TASK REQUIREMENTS: From the data below, copy out every line in which the word "Llibre" occurs.
*** SUPPLIED RECORDS
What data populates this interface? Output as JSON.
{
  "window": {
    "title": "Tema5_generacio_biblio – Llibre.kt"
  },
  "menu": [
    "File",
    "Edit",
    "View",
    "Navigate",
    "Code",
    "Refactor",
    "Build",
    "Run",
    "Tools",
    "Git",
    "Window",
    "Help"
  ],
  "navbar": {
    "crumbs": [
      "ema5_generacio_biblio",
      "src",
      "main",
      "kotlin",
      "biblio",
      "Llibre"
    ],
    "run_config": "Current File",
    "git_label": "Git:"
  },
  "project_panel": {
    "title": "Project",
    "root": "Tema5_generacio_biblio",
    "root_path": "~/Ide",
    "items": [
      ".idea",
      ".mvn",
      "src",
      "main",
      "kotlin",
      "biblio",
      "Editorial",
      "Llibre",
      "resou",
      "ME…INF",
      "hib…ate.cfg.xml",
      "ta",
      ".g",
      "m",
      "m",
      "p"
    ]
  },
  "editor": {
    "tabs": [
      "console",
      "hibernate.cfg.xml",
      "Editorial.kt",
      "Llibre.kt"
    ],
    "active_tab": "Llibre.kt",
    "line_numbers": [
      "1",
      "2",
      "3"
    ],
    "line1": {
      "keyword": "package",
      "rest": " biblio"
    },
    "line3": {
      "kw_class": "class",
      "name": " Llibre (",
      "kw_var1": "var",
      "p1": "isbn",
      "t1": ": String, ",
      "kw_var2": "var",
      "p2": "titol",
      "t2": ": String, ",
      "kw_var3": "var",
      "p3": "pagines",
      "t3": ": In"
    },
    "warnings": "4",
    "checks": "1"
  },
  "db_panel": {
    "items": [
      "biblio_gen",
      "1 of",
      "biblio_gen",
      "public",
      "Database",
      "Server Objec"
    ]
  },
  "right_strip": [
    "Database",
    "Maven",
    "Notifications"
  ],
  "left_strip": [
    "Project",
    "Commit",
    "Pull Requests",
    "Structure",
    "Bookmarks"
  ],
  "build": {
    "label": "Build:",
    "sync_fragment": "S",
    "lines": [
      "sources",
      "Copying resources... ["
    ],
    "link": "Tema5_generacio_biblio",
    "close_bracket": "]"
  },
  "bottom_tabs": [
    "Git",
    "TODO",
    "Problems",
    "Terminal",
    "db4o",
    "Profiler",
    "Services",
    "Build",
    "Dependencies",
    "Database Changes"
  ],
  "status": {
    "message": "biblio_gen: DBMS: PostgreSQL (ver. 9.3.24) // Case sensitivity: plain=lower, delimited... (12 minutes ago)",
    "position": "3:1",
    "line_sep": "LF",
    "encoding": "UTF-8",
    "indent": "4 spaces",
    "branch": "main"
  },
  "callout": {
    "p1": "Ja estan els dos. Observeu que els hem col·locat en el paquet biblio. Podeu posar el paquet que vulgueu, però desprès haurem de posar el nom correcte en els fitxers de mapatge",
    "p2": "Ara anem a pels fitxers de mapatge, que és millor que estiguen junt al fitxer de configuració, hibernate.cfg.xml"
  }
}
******
SOLUTION TO THIS TASK:
    "title": "Tema5_generacio_biblio – Llibre.kt"
      "Llibre"
      "Llibre",
      "Llibre.kt"
    "active_tab": "Llibre.kt",
      "name": " Llibre (",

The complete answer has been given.